This task calls for printing every entry exactly.

══════

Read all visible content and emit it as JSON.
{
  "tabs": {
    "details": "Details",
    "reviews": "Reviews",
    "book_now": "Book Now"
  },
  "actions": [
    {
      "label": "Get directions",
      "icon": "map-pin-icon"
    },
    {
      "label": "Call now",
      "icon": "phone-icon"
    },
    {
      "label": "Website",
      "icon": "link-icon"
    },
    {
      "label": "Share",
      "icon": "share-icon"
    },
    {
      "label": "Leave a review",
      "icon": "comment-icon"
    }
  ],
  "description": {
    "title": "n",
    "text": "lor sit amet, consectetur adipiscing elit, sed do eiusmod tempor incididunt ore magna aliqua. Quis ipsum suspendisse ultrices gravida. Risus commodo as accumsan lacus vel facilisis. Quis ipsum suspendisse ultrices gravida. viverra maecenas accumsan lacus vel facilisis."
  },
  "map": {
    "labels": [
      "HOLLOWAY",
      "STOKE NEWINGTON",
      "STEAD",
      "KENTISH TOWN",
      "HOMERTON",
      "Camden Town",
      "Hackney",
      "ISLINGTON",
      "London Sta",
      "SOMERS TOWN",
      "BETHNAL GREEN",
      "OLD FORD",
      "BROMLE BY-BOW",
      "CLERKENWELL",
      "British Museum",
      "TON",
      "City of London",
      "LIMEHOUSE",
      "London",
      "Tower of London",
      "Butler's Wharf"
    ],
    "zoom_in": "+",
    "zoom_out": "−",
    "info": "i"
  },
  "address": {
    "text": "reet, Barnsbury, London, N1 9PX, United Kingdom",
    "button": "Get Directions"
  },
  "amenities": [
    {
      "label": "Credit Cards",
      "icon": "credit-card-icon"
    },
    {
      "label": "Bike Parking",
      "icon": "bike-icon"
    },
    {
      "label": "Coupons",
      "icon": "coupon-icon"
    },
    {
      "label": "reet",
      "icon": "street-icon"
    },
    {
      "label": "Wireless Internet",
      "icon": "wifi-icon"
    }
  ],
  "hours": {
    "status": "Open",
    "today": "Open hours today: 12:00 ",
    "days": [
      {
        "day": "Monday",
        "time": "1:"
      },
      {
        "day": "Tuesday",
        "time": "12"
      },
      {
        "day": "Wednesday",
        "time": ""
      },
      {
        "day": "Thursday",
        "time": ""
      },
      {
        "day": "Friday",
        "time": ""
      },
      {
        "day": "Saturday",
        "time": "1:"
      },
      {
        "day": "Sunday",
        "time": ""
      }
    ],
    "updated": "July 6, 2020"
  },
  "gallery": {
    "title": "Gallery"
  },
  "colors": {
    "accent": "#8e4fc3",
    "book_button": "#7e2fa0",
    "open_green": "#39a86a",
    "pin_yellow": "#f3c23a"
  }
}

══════

*FINAL ANSWER:*
Read all visible content and emit it as JSON.
{
  "tabs": {
    "details": "Details",
    "reviews": "Reviews",
    "book_now": "Book Now"
  },
  "actions": [
    {
      "label": "Get directions",
      "icon": "map-pin-icon"
    },
    {
      "label": "Call now",
      "icon": "phone-icon"
    },
    {
      "label": "Website",
      "icon": "link-icon"
    },
    {
      "label": "Share",
      "icon": "share-icon"
    },
    {
      "label": "Leave a review",
      "icon": "comment-icon"
    }
  ],
  "description": {
    "title": "n",
    "text": "lor sit amet, consectetur adipiscing elit, sed do eiusmod tempor incididunt ore magna aliqua. Quis ipsum suspendisse ultrices gravida. Risus commodo as accumsan lacus vel facilisis. Quis ipsum suspendisse ultrices gravida. viverra maecenas accumsan lacus vel facilisis."
  },
  "map": {
    "labels": [
      "HOLLOWAY",
      "STOKE NEWINGTON",
      "STEAD",
      "KENTISH TOWN",
      "HOMERTON",
      "Camden Town",
      "Hackney",
      "ISLINGTON",
      "London Sta",
      "SOMERS TOWN",
      "BETHNAL GREEN",
      "OLD FORD",
      "BROMLE BY-BOW",
      "CLERKENWELL",
      "British Museum",
      "TON",
      "City of London",
      "LIMEHOUSE",
      "London",
      "Tower of London",
      "Butler's Wharf"
    ],
    "zoom_in": "+",
    "zoom_out": "−",
    "info": "i"
  },
  "address": {
    "text": "reet, Barnsbury, London, N1 9PX, United Kingdom",
    "button": "Get Directions"
  },
  "amenities": [
    {
      "label": "Credit Cards",
      "icon": "credit-card-icon"
    },
    {
      "label": "Bike Parking",
      "icon": "bike-icon"
    },
    {
      "label": "Coupons",
      "icon": "coupon-icon"
    },
    {
      "label": "reet",
      "icon": "street-icon"
    },
    {
      "label": "Wireless Internet",
      "icon": "wifi-icon"
    }
  ],
  "hours": {
    "status": "Open",
    "today": "Open hours today: 12:00 ",
    "days": [
      {
        "day": "Monday",
        "time": "1:"
      },
      {
        "day": "Tuesday",
        "time": "12"
      },
      {
        "day": "Wednesday",
        "time": ""
      },
      {
        "day": "Thursday",
        "time": ""
      },
      {
        "day": "Friday",
        "time": ""
      },
      {
        "day": "Saturday",
        "time": "1:"
      },
      {
        "day": "Sunday",
        "time": ""
      }
    ],
    "updated": "July 6, 2020"
  },
  "gallery": {
    "title": "Gallery"
  },
  "colors": {
    "accent": "#8e4fc3",
    "book_button": "#7e2fa0",
    "open_green": "#39a86a",
    "pin_yellow": "#f3c23a"
  }
}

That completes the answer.